In the books I never thought all that much about Bill killing Sookie’s uncle. She very briefly freaked out on him about it, but that’s understandable because a) it’s murder and b) she’d just recently found out that he could simulate a tornado, so he was just a little scary. But honestly? My main reaction was “good.” Good riddance. He abused and traumatized a little girl, psychologically scarring her. There seemed to be much bigger things to get upset about than getting rid of scum. This episode made me reconsider just how callous I can be about that. By placing it towards the beginning and not in the middle of a dramatic plot, I had more emotional energy to expend on it and having actually seen the uncle through Bill’s eyes, it all became much more real. I don’t condone the death penalty, so how can I condone Bill’s actions? Because I know he does it out of a sick sense of affection for Sookie? Bill’s actions, thought processes and emotions became just a tiny bit more alien to me in that moment, which achieved what all the stupid growling in a car park couldn’t do; it made him intimidating. Which is great, because most of the time I think he is the most adorable that ever adorabled and I really want the next episode to show him playing Wii tennis again, although True blood cocktail hour would suffice instead. I enjoy confused daddy!Bill almost as much as Sam breaking wood over his leg last season.

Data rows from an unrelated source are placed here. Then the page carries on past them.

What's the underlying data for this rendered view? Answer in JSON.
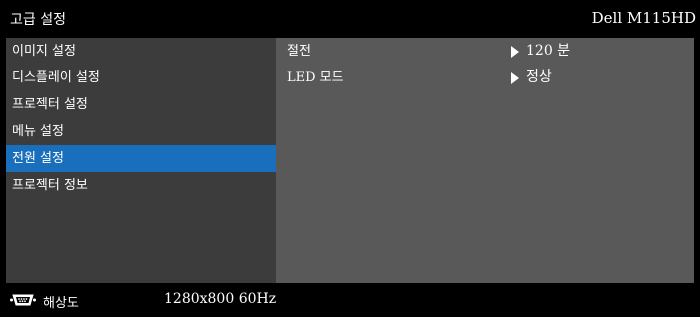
{
  "header": {
    "title": "고급 설정",
    "model": "Dell M115HD"
  },
  "menu": {
    "items": [
      {
        "label": "이미지 설정"
      },
      {
        "label": "디스플레이 설정"
      },
      {
        "label": "프로젝터 설정"
      },
      {
        "label": "메뉴 설정"
      },
      {
        "label": "전원 설정",
        "selected": true
      },
      {
        "label": "프로젝터 정보"
      }
    ]
  },
  "content": {
    "rows": [
      {
        "label": "절전",
        "value": "120 분"
      },
      {
        "label": "LED 모드",
        "value": "정상"
      }
    ]
  },
  "status": {
    "icon": "vga-connector-icon",
    "label": "해상도",
    "value": "1280x800 60Hz"
  },
  "colors": {
    "selected": "#1a6fbd",
    "menu_bg": "#3c3c3c",
    "content_bg": "#595959",
    "bar_bg": "#000000"
  }
}
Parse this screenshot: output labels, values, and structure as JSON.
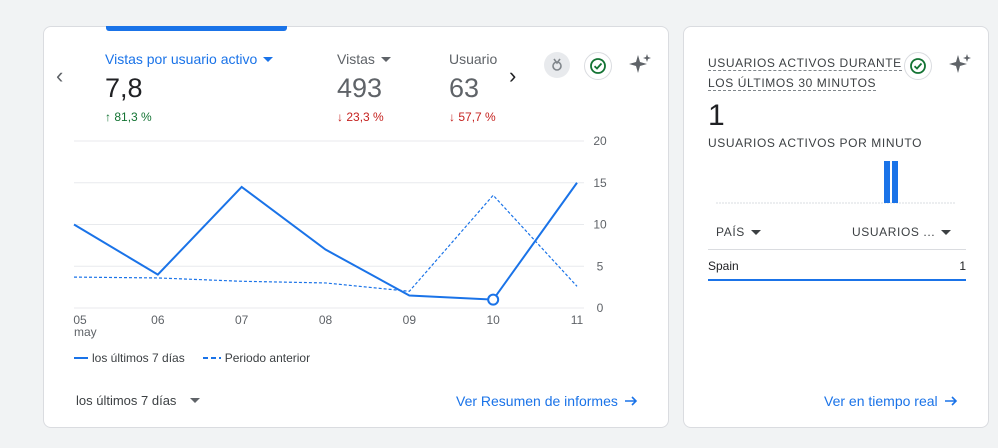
{
  "main_card": {
    "metrics": [
      {
        "label": "Vistas por usuario activo",
        "value": "7,8",
        "delta": "81,3 %",
        "direction": "up"
      },
      {
        "label": "Vistas",
        "value": "493",
        "delta": "23,3 %",
        "direction": "down"
      },
      {
        "label": "Usuario",
        "value": "63",
        "delta": "57,7 %",
        "direction": "down"
      }
    ],
    "legend": {
      "current": "los últimos 7 días",
      "previous": "Periodo anterior"
    },
    "date_range": "los últimos 7 días",
    "link": "Ver Resumen de informes"
  },
  "chart_data": {
    "type": "line",
    "x": [
      "05",
      "06",
      "07",
      "08",
      "09",
      "10",
      "11"
    ],
    "x_sublabel": "may",
    "ylim": [
      0,
      20
    ],
    "yticks": [
      "20",
      "15",
      "10",
      "5",
      "0"
    ],
    "series": [
      {
        "name": "los últimos 7 días",
        "values": [
          10,
          4,
          14.5,
          7,
          1.5,
          1,
          15
        ]
      },
      {
        "name": "Periodo anterior",
        "values": [
          3.7,
          3.6,
          3.2,
          3,
          2,
          13.5,
          2.6
        ]
      }
    ],
    "colors": {
      "current": "#1a73e8",
      "previous": "#1a73e8"
    }
  },
  "realtime_card": {
    "title_line1": "USUARIOS ACTIVOS DURANTE",
    "title_line2": "LOS ÚLTIMOS 30 MINUTOS",
    "value": "1",
    "subtitle": "USUARIOS ACTIVOS POR MINUTO",
    "col_country": "PAÍS",
    "col_users": "USUARIOS ...",
    "rows": [
      {
        "country": "Spain",
        "users": "1"
      }
    ],
    "link": "Ver en tiempo real"
  }
}
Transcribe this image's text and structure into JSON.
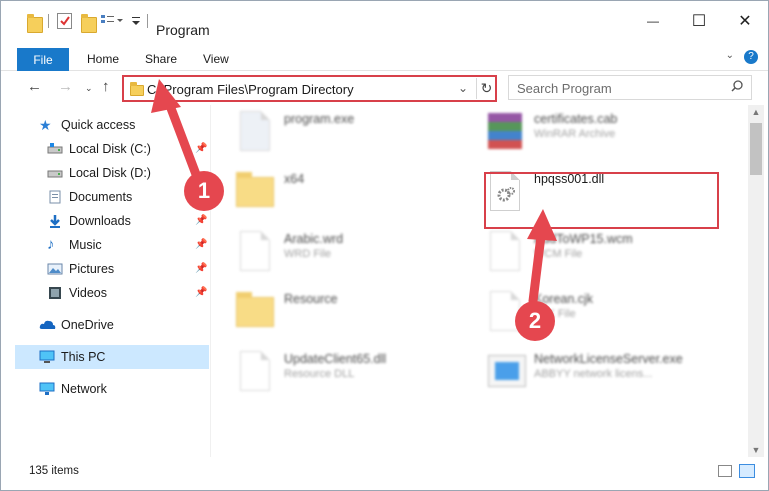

I am really glad, at least for now, that Bill and Sookie are working on their relationship, but I can’t help feeling like she’s taking the whole Jessica thing very calmly. I almost hope that, unlike the books, this Bill doesn’t have to betray Sookie down the road, but weighed against that is that then there will be more Erik and Pam. Provided, of course, that Pam wears a twin-set, which is possibly my single favorite visual from the books.
I’m really excited for this season; they’re keeping the Dallas trip, which means we will soon meet Barry, one of my favorite characters ever, and I assume we’ll begin to see more of the vampire politics that I was ranting about missing. Plus we’ll get to meet the crazy Newlins of the Fellowship of the Son and I bet Jason will get to be even more of an asshole, especially to his sister, than I had thought possible.